It wasn’t long until we were back out at the farm for our third annual open air dinner. Shake the Hand that Feeds You III at Flying J Farm was truly extraordinary. In contrast to other farm-to-table fundraisers with ticket prices in the $150-$300 range, the Caskey family, the collective genius behind the newly-opened restaurant Skillet, along with Dick Jensen of Flying J, Warren Taylor of Snowville Creamery, Angel King of Blue Jacket Dairy, Abbe Turner of Lucky Penny Farm Creamery, Mike Laughlin of Northridge Organic Farm, Colleen Braumoeller of The Greener Grocer, Jeni Britton Bauer of Jeni’s Splendid Ice Creams, Vino 100, The O’Molesky Family, the Ely Brothers, and our many volunteers, put together a farm-to-table dinner that not only raised money for us and $1,000 for Flying J, but did it at the jaw-dropping price of only $35 per person for members. (You won’t be surprised to hear that it sold out… and there were nearly fistfights over those truffled griddled-cheese sandwiches.)

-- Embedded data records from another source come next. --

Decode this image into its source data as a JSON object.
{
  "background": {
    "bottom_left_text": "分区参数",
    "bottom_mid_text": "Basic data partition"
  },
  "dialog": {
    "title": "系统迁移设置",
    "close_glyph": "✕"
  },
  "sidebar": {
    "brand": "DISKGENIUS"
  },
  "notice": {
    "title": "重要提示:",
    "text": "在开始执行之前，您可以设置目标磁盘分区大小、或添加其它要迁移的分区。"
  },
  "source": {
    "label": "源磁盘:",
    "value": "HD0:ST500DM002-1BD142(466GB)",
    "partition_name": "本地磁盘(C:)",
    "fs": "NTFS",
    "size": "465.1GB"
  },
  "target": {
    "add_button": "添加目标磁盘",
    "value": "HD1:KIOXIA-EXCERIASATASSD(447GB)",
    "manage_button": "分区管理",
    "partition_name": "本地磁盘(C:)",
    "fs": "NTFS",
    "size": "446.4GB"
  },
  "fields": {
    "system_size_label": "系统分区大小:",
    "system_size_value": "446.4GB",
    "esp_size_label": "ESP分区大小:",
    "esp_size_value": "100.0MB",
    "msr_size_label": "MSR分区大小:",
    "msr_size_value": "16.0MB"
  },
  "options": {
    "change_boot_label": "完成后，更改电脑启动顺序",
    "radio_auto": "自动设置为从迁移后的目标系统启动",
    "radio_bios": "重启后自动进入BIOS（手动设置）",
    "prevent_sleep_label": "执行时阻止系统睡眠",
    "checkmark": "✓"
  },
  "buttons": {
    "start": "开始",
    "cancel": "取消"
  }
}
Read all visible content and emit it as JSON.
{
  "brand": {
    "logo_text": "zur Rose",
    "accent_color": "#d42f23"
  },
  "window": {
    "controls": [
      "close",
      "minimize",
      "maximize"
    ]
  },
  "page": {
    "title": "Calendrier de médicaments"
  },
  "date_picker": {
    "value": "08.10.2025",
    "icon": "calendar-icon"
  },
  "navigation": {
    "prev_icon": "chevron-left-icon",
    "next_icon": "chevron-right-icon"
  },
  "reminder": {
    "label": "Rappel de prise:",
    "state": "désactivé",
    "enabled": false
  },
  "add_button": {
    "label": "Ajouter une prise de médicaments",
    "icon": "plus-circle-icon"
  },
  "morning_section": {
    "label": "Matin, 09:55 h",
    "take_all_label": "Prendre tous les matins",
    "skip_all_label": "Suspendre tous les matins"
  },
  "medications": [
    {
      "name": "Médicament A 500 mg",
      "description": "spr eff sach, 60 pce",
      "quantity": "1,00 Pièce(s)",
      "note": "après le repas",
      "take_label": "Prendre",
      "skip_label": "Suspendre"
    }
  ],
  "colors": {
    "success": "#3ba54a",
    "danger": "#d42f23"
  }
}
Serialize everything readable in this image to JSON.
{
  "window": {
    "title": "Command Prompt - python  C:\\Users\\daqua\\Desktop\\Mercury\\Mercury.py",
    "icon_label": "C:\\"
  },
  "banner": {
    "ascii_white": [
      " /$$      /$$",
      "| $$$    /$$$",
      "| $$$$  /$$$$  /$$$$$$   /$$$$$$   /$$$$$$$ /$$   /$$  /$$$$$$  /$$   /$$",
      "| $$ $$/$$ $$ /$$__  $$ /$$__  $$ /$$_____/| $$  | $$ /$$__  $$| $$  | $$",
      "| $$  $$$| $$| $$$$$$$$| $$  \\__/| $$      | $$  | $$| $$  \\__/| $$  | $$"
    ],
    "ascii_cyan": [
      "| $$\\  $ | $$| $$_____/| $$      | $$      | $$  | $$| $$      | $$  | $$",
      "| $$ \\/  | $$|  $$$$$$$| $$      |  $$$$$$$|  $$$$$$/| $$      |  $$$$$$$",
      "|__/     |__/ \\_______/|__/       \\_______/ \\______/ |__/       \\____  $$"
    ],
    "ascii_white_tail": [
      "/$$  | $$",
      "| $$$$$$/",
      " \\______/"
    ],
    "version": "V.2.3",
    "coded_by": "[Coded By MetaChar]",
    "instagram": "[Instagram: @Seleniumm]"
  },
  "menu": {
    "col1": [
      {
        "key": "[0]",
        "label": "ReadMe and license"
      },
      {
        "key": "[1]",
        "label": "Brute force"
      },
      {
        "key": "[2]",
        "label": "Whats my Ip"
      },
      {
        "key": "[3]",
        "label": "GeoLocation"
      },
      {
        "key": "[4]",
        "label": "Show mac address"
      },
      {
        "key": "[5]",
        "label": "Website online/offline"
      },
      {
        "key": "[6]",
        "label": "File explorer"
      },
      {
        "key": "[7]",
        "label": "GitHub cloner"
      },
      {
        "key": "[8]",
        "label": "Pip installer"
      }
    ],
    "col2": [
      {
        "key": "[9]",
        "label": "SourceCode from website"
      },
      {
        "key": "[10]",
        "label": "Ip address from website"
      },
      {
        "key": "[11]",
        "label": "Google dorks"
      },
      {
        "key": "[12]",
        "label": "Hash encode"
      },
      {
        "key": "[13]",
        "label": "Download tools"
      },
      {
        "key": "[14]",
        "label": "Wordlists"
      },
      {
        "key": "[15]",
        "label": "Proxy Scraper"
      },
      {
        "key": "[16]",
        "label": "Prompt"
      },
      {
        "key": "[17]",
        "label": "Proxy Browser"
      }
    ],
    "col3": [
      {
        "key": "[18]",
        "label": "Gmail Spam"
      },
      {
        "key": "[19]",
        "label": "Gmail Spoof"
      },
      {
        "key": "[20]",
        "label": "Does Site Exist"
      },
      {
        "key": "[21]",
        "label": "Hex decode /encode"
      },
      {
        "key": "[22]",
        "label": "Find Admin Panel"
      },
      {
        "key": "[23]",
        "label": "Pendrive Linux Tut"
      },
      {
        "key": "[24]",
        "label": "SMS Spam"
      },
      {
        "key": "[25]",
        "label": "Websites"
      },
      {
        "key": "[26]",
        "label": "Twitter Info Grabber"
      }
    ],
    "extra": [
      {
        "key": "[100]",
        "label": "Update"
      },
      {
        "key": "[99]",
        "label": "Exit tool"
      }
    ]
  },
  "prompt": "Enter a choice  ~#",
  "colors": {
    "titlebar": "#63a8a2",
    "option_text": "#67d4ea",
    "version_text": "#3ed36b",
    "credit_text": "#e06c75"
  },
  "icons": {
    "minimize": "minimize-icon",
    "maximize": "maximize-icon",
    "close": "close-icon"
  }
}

It may come as no surprise, after that amount of effort, that three of the next four events centered around alcohol! We partnered with Andrew Hall and the newly-formed Columbus Food Adventures for a tour of the Ohio River Valley, with Middle West Spirits for a tour of their distillery and reception at the home of members Molly Kurth and Christy Cook (kudos to John Dornback of Basi Italia for the delicious food for the reception!), and with Landon Proctor of Blacklick Wine and Spirits for a Madeira tasting at DeepWood. In the middle of all that, we received word that Chef David Tanis of Chez Panisse would be visiting Columbus, and when we asked whether we could be of assistance, we found ourselves at lunch—and dinner—with the chef and quite a few of Columbus’ food bloggers. The meals and the company were among the most pleasant we can recall, and after dinner we even ran into someone who was happy to give Chef Tanis an impromptu tour of her own little part of the city:
All in all, it’s been a wonderful 2010. We look forward to more excitement with all of you in 2011, to new and fascinating adventures that will educate us, inform us, and keep us hungry for more.